With regard to Malta’s debate over euthanasia, for example, Scicluna has opted against public polemics, deciding instead to throw his support behind a new facility called “St. Michael’s Hospice,” offering palliative care to terminally ill patients. Set to be completed in December, the facility sits on land donated by the archdiocese and valued at over $8 million, with the total cost of the project estimated at roughly $13 million.

In other words, the strategy in the euthanasia debate isn’t to condemn the push for legalization, but rather to demonstrate that alternatives are possible.
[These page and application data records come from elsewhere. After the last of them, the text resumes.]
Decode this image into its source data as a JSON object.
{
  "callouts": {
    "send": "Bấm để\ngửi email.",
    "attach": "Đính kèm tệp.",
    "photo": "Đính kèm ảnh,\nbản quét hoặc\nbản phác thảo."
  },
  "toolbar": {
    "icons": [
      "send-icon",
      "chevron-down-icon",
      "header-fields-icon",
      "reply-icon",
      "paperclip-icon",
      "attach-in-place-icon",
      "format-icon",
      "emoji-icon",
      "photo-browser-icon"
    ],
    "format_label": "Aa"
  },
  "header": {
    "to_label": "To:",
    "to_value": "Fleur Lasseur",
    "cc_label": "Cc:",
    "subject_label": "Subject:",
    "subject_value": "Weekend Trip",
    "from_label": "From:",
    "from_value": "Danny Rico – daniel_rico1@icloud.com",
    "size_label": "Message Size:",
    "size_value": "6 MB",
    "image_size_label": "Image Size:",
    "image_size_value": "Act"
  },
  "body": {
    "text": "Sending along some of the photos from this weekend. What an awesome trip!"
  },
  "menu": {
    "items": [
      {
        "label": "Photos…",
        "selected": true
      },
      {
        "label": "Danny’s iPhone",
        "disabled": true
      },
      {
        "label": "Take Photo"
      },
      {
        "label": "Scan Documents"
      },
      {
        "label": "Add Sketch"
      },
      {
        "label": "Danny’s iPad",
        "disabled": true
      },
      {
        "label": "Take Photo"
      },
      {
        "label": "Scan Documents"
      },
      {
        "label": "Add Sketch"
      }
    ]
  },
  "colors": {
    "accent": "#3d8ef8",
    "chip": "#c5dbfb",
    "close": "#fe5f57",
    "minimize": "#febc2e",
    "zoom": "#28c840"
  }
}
Scicluna may be playing to a receptive audience, given that a 2016 survey showed that 90.2 percent of doctors in the country are opposed to the legalization of assisted suicide.

It’s worth saying that Scicluna is also arguably Catholicism’s leading expert on the prevention and prosecution of clerical sexual abuse, which has eroded the church’s moral credibility and embittered secular opinion. A canon lawyer by training, he was the Vatican prosecutor who brought down Father Marcial Maciel Degollado, founder of the Legion of Christ, and has gone on to become a leading advisor to Pope Francis on abuse scandals around the world.

The bottom line is that in Scicluna, the Catholic Church may have its best shot at finally getting the transition to secularism right, at least in this tiny corner of the world. It’s too early to tell how things will play out, but the mere prospect is intriguing – especially because, while secularism may have arrived in Western Europe first, the cultural forces it represents sooner or later seem destined to reach the rest of the world too.

Follow John Allen on Twitter: @JohnLAllenJr